CS: How is working with WebsterX on your creations? I saw he was in your short film "until they berry me", it seems you two share similar ideas/visions is that fair to say?
Cody: Working with Web is great. We definitely share similar ideas/aesthetics. I’m truly proud of every single video we have created together. Each one is so different from the last, we try to switch it up every time. He is really open to try anything and that’s evident in the stuff we’ve done together.
CS: I feel like you and Webster came up together. Speak a little on how you both came up in the Milwaukee scene and how it led you to other horizons?
Cody: We sure did! "Doomsday" was the first music video we made together. I directed that with my friend Damien Blue, it was the most organic video we’ve ever made. We would go out and shoot every Monday for like a month just gathering footage that fit the tone we were going for. I think "Doomsday" was the 6th music video I had ever made. The music videos Damien, Web and I created together jump-started our careers. I think it did a lot for the Milwaukee art scene as well.
2015 was the beginning of Milwaukee’s music video renaissance. The work we did together helped all of us tremendously, it put everyone in a better place. Up until that point I was never really satisfied with anything I made. It was definitely the jumpoff for everybody. Fast forward to 2017 and music videos are what pay the bills. I’ve traveled the U.S. and had the opportunity to work with really talented artists. It’s only continuing to grow and I’m super grateful for the position I’m in. I love what I do and never pictured myself to be here, so it's amazing to be able to create for a living. More short films are on the horizon and eventually I want to make a feature film.
CS: What influences did you take from the Milwaukee scene and bring to Chicago?

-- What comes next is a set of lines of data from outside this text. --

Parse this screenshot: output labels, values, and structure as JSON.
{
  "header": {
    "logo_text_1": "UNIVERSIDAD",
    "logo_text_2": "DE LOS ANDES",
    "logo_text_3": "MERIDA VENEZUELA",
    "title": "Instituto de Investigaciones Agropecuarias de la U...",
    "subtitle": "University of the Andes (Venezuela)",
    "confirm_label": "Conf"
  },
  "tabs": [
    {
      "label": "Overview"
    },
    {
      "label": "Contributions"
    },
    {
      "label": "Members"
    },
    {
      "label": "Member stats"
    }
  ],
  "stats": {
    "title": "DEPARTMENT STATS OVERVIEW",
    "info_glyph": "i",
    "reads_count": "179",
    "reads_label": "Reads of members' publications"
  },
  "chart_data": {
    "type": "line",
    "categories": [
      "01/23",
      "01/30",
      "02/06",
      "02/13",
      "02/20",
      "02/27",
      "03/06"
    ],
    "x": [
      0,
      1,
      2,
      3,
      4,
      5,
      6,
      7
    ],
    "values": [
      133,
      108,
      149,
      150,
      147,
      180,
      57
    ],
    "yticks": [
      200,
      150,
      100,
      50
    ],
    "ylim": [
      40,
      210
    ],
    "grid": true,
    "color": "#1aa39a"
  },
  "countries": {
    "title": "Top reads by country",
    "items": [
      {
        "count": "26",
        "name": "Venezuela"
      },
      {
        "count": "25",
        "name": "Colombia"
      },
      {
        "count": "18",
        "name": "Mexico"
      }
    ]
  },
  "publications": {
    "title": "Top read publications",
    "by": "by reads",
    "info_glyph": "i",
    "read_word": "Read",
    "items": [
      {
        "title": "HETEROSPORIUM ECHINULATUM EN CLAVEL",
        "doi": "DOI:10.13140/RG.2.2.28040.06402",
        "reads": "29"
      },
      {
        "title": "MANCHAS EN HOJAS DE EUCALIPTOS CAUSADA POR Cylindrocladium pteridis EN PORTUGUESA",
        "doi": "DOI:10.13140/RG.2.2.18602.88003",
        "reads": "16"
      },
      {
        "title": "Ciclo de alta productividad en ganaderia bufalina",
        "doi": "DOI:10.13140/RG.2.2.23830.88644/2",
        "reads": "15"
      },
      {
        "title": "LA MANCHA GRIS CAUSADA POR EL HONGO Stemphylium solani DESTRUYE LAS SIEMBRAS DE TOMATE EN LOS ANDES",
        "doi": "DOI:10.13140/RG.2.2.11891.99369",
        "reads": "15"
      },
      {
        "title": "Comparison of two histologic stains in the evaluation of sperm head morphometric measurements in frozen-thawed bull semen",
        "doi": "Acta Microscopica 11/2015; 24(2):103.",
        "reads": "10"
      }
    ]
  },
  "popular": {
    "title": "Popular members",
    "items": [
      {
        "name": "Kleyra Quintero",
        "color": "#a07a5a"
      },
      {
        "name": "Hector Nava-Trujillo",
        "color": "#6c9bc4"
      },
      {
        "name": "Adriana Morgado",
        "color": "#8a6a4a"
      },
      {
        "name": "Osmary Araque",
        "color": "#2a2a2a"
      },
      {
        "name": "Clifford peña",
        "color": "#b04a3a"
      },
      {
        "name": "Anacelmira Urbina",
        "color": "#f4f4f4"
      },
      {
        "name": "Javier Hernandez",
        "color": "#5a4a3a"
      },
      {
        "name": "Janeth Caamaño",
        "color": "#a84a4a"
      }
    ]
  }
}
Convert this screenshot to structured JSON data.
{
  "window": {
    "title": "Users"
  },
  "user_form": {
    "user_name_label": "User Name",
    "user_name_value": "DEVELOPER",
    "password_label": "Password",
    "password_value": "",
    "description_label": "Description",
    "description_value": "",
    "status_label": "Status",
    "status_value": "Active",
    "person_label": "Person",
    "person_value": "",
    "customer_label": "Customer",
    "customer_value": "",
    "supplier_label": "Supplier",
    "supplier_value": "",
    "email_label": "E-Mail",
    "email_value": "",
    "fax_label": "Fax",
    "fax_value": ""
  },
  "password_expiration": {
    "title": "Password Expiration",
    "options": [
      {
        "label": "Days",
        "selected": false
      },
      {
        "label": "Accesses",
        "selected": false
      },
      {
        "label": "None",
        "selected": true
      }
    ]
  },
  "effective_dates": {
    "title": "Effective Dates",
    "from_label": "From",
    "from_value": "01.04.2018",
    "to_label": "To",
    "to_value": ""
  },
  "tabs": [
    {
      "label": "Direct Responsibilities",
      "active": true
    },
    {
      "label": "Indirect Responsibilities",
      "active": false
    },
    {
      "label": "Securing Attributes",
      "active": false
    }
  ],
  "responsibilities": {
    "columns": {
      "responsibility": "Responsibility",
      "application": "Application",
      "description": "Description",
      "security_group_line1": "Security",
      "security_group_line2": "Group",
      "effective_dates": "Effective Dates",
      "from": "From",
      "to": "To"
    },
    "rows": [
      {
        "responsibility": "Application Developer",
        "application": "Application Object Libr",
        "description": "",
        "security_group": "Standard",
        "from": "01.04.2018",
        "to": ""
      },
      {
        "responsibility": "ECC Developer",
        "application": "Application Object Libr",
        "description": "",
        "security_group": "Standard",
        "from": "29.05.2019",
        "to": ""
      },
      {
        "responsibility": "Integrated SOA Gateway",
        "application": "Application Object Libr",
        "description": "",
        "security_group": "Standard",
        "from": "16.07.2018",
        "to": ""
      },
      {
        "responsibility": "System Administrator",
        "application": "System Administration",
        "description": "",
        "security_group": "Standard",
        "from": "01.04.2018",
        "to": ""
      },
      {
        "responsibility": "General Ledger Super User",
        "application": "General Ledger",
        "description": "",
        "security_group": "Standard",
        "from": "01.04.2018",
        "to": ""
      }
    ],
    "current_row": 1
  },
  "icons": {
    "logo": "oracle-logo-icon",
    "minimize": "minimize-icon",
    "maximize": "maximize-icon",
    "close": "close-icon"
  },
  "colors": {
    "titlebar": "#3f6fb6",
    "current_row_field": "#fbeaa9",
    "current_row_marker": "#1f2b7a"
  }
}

Cody: Hmmm. That’s a tough one. Consciously I’m not sure I brought any influence from the Milwaukee Scene to Chicago. When it comes to creating I’ve always just done what felt natural to me. If anything I’m influenced by the people around me, everyone is constantly creating and the bar is set pretty high. I’m just glad the people I work with give me the freedom they do. I’ve built a certain level of trust with the clients I work with and that’s really important to have when you’re collaborating with someone. Chicago artists are just as receptive to my crazy ideas as anyone else. Working in the Chicago scene is fun because the music is way different than the sounds coming out of Milwaukee. It keeps things fun and refreshing.